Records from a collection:
***
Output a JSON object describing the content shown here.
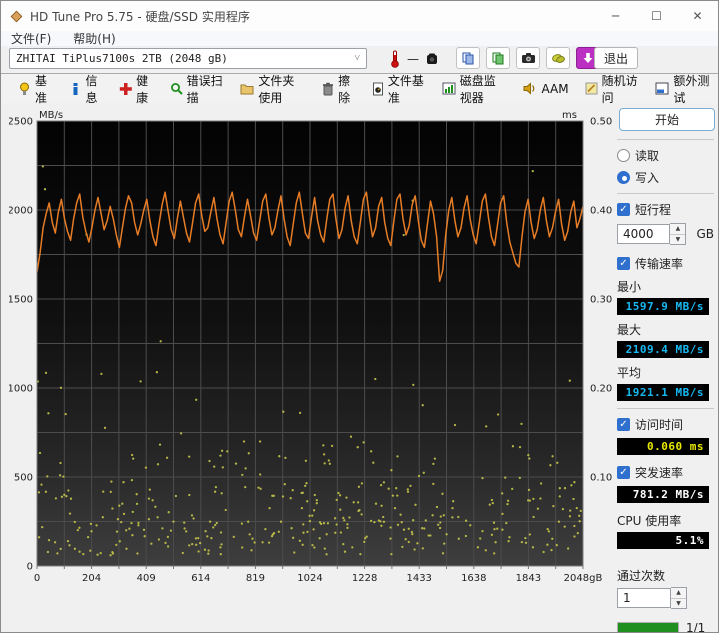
{
  "window": {
    "title": "HD Tune Pro 5.75 - 硬盘/SSD 实用程序"
  },
  "menu": {
    "file": "文件(F)",
    "help": "帮助(H)"
  },
  "toolbar": {
    "drive_selector": "ZHITAI TiPlus7100s 2TB (2048 gB)",
    "temperature": "—",
    "exit_label": "退出"
  },
  "tabs": [
    {
      "name": "benchmark",
      "icon": "bulb",
      "label": "基准"
    },
    {
      "name": "info",
      "icon": "info",
      "label": "信息"
    },
    {
      "name": "health",
      "icon": "health",
      "label": "健康"
    },
    {
      "name": "error-scan",
      "icon": "scan",
      "label": "错误扫描"
    },
    {
      "name": "folder-usage",
      "icon": "folder",
      "label": "文件夹使用"
    },
    {
      "name": "erase",
      "icon": "trash",
      "label": "擦除"
    },
    {
      "name": "file-benchmark",
      "icon": "filebench",
      "label": "文件基准"
    },
    {
      "name": "disk-monitor",
      "icon": "monitor",
      "label": "磁盘监视器"
    },
    {
      "name": "aam",
      "icon": "speaker",
      "label": "AAM"
    },
    {
      "name": "random-access",
      "icon": "random",
      "label": "随机访问"
    },
    {
      "name": "extra-tests",
      "icon": "extra",
      "label": "额外测试"
    }
  ],
  "chart_data": {
    "type": "line",
    "title": "",
    "left_axis": {
      "label": "MB/s",
      "min": 0,
      "max": 2500,
      "ticks": [
        2500,
        2000,
        1500,
        1000,
        500,
        0
      ]
    },
    "right_axis": {
      "label": "ms",
      "min": 0,
      "max": 0.5,
      "ticks": [
        0.5,
        0.4,
        0.3,
        0.2,
        0.1
      ]
    },
    "x_axis": {
      "min": 0,
      "max": 2048,
      "tick_labels": [
        "0",
        "204",
        "409",
        "614",
        "819",
        "1024",
        "1228",
        "1433",
        "1638",
        "1843",
        "2048gB"
      ]
    },
    "grid": {
      "v_divisions": 20,
      "h_divisions": 10
    },
    "series": [
      {
        "name": "transfer-rate",
        "color": "#e67d26",
        "values": [
          1650,
          1760,
          1900,
          1980,
          2040,
          1930,
          1870,
          1990,
          2060,
          1950,
          1880,
          1830,
          1950,
          2040,
          2090,
          1960,
          1880,
          1820,
          1900,
          2000,
          2070,
          1980,
          1890,
          1940,
          2020,
          1950,
          1860,
          1790,
          1900,
          2010,
          2080,
          2040,
          1930,
          1860,
          1920,
          2000,
          2060,
          1940,
          1850,
          1800,
          1920,
          2030,
          2100,
          1990,
          1890,
          1840,
          1950,
          2050,
          1960,
          1870,
          1820,
          1930,
          2040,
          2090,
          1970,
          1880,
          1900,
          1990,
          2070,
          1950,
          1860,
          1810,
          1930,
          2050,
          2100,
          2000,
          1890,
          1850,
          1960,
          2060,
          1970,
          1870,
          1830,
          1940,
          2050,
          2090,
          1960,
          1860,
          1900,
          2000,
          2080,
          1950,
          1850,
          1800,
          1920,
          2040,
          2100,
          1980,
          1870,
          1840,
          1960,
          2070,
          1940,
          1860,
          1820,
          1950,
          2060,
          2090,
          1950,
          1840,
          1890,
          2010,
          2080,
          1940,
          1850,
          1810,
          1930,
          2060,
          2100,
          1960,
          1850,
          1900,
          2020,
          2070,
          1930,
          1840,
          1800,
          1940,
          2060,
          2090,
          1950,
          1860,
          1910,
          2030,
          2080,
          1940,
          1830,
          1790,
          1920,
          2050,
          1980,
          1850,
          1600,
          1660,
          1860,
          2000,
          2070,
          1940,
          1850,
          1900,
          2010,
          2080,
          1950,
          1860,
          1810,
          1930,
          2050,
          2090,
          1960,
          1850,
          1800,
          1920,
          2040,
          2080,
          1930,
          1820,
          1760,
          1700,
          1680,
          1850,
          1990,
          2060,
          1930,
          1840,
          1890,
          2000,
          2070,
          1940,
          1850,
          1900,
          1990,
          2060,
          1920,
          1830,
          1880,
          1990,
          2050,
          1900,
          1950,
          2020
        ]
      }
    ],
    "scatter": {
      "name": "access-time",
      "color": "#c2c24a",
      "seed": 42,
      "bands": [
        {
          "ms_min": 0.012,
          "ms_max": 0.055,
          "count": 200
        },
        {
          "ms_min": 0.055,
          "ms_max": 0.095,
          "count": 120
        },
        {
          "ms_min": 0.095,
          "ms_max": 0.14,
          "count": 55
        },
        {
          "ms_min": 0.14,
          "ms_max": 0.22,
          "count": 22
        },
        {
          "ms_min": 0.22,
          "ms_max": 0.46,
          "count": 7
        }
      ]
    }
  },
  "sidebar": {
    "start_button": "开始",
    "mode": {
      "read_label": "读取",
      "write_label": "写入",
      "selected": "write"
    },
    "short_stroke": {
      "label": "短行程",
      "checked": true,
      "value": "4000",
      "unit": "GB"
    },
    "transfer_rate": {
      "label": "传输速率",
      "checked": true,
      "min_label": "最小",
      "min_value": "1597.9 MB/s",
      "max_label": "最大",
      "max_value": "2109.4 MB/s",
      "avg_label": "平均",
      "avg_value": "1921.1 MB/s"
    },
    "access_time": {
      "label": "访问时间",
      "checked": true,
      "value": "0.060 ms"
    },
    "burst_rate": {
      "label": "突发速率",
      "checked": true,
      "value": "781.2 MB/s"
    },
    "cpu_usage": {
      "label": "CPU 使用率",
      "value": "5.1%"
    },
    "pass_count": {
      "label": "通过次数",
      "value": "1",
      "progress_percent": 100,
      "progress_label": "1/1"
    }
  },
  "colors": {
    "speed_value": "#17b9f2",
    "time_value": "#e8e800",
    "white_value": "#ffffff",
    "line": "#e67d26",
    "scatter": "#c2c24a",
    "progress": "#1f8f1f"
  }
}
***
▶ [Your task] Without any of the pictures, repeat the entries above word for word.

▶ [Problem solution]
Output a JSON object describing the content shown here.
{
  "window": {
    "title": "HD Tune Pro 5.75 - 硬盘/SSD 实用程序"
  },
  "menu": {
    "file": "文件(F)",
    "help": "帮助(H)"
  },
  "toolbar": {
    "drive_selector": "ZHITAI TiPlus7100s 2TB (2048 gB)",
    "temperature": "—",
    "exit_label": "退出"
  },
  "tabs": [
    {
      "name": "benchmark",
      "icon": "bulb",
      "label": "基准"
    },
    {
      "name": "info",
      "icon": "info",
      "label": "信息"
    },
    {
      "name": "health",
      "icon": "health",
      "label": "健康"
    },
    {
      "name": "error-scan",
      "icon": "scan",
      "label": "错误扫描"
    },
    {
      "name": "folder-usage",
      "icon": "folder",
      "label": "文件夹使用"
    },
    {
      "name": "erase",
      "icon": "trash",
      "label": "擦除"
    },
    {
      "name": "file-benchmark",
      "icon": "filebench",
      "label": "文件基准"
    },
    {
      "name": "disk-monitor",
      "icon": "monitor",
      "label": "磁盘监视器"
    },
    {
      "name": "aam",
      "icon": "speaker",
      "label": "AAM"
    },
    {
      "name": "random-access",
      "icon": "random",
      "label": "随机访问"
    },
    {
      "name": "extra-tests",
      "icon": "extra",
      "label": "额外测试"
    }
  ],
  "chart_data": {
    "type": "line",
    "title": "",
    "left_axis": {
      "label": "MB/s",
      "min": 0,
      "max": 2500,
      "ticks": [
        2500,
        2000,
        1500,
        1000,
        500,
        0
      ]
    },
    "right_axis": {
      "label": "ms",
      "min": 0,
      "max": 0.5,
      "ticks": [
        0.5,
        0.4,
        0.3,
        0.2,
        0.1
      ]
    },
    "x_axis": {
      "min": 0,
      "max": 2048,
      "tick_labels": [
        "0",
        "204",
        "409",
        "614",
        "819",
        "1024",
        "1228",
        "1433",
        "1638",
        "1843",
        "2048gB"
      ]
    },
    "grid": {
      "v_divisions": 20,
      "h_divisions": 10
    },
    "series": [
      {
        "name": "transfer-rate",
        "color": "#e67d26",
        "values": [
          1650,
          1760,
          1900,
          1980,
          2040,
          1930,
          1870,
          1990,
          2060,
          1950,
          1880,
          1830,
          1950,
          2040,
          2090,
          1960,
          1880,
          1820,
          1900,
          2000,
          2070,
          1980,
          1890,
          1940,
          2020,
          1950,
          1860,
          1790,
          1900,
          2010,
          2080,
          2040,
          1930,
          1860,
          1920,
          2000,
          2060,
          1940,
          1850,
          1800,
          1920,
          2030,
          2100,
          1990,
          1890,
          1840,
          1950,
          2050,
          1960,
          1870,
          1820,
          1930,
          2040,
          2090,
          1970,
          1880,
          1900,
          1990,
          2070,
          1950,
          1860,
          1810,
          1930,
          2050,
          2100,
          2000,
          1890,
          1850,
          1960,
          2060,
          1970,
          1870,
          1830,
          1940,
          2050,
          2090,
          1960,
          1860,
          1900,
          2000,
          2080,
          1950,
          1850,
          1800,
          1920,
          2040,
          2100,
          1980,
          1870,
          1840,
          1960,
          2070,
          1940,
          1860,
          1820,
          1950,
          2060,
          2090,
          1950,
          1840,
          1890,
          2010,
          2080,
          1940,
          1850,
          1810,
          1930,
          2060,
          2100,
          1960,
          1850,
          1900,
          2020,
          2070,
          1930,
          1840,
          1800,
          1940,
          2060,
          2090,
          1950,
          1860,
          1910,
          2030,
          2080,
          1940,
          1830,
          1790,
          1920,
          2050,
          1980,
          1850,
          1600,
          1660,
          1860,
          2000,
          2070,
          1940,
          1850,
          1900,
          2010,
          2080,
          1950,
          1860,
          1810,
          1930,
          2050,
          2090,
          1960,
          1850,
          1800,
          1920,
          2040,
          2080,
          1930,
          1820,
          1760,
          1700,
          1680,
          1850,
          1990,
          2060,
          1930,
          1840,
          1890,
          2000,
          2070,
          1940,
          1850,
          1900,
          1990,
          2060,
          1920,
          1830,
          1880,
          1990,
          2050,
          1900,
          1950,
          2020
        ]
      }
    ],
    "scatter": {
      "name": "access-time",
      "color": "#c2c24a",
      "seed": 42,
      "bands": [
        {
          "ms_min": 0.012,
          "ms_max": 0.055,
          "count": 200
        },
        {
          "ms_min": 0.055,
          "ms_max": 0.095,
          "count": 120
        },
        {
          "ms_min": 0.095,
          "ms_max": 0.14,
          "count": 55
        },
        {
          "ms_min": 0.14,
          "ms_max": 0.22,
          "count": 22
        },
        {
          "ms_min": 0.22,
          "ms_max": 0.46,
          "count": 7
        }
      ]
    }
  },
  "sidebar": {
    "start_button": "开始",
    "mode": {
      "read_label": "读取",
      "write_label": "写入",
      "selected": "write"
    },
    "short_stroke": {
      "label": "短行程",
      "checked": true,
      "value": "4000",
      "unit": "GB"
    },
    "transfer_rate": {
      "label": "传输速率",
      "checked": true,
      "min_label": "最小",
      "min_value": "1597.9 MB/s",
      "max_label": "最大",
      "max_value": "2109.4 MB/s",
      "avg_label": "平均",
      "avg_value": "1921.1 MB/s"
    },
    "access_time": {
      "label": "访问时间",
      "checked": true,
      "value": "0.060 ms"
    },
    "burst_rate": {
      "label": "突发速率",
      "checked": true,
      "value": "781.2 MB/s"
    },
    "cpu_usage": {
      "label": "CPU 使用率",
      "value": "5.1%"
    },
    "pass_count": {
      "label": "通过次数",
      "value": "1",
      "progress_percent": 100,
      "progress_label": "1/1"
    }
  },
  "colors": {
    "speed_value": "#17b9f2",
    "time_value": "#e8e800",
    "white_value": "#ffffff",
    "line": "#e67d26",
    "scatter": "#c2c24a",
    "progress": "#1f8f1f"
  }
}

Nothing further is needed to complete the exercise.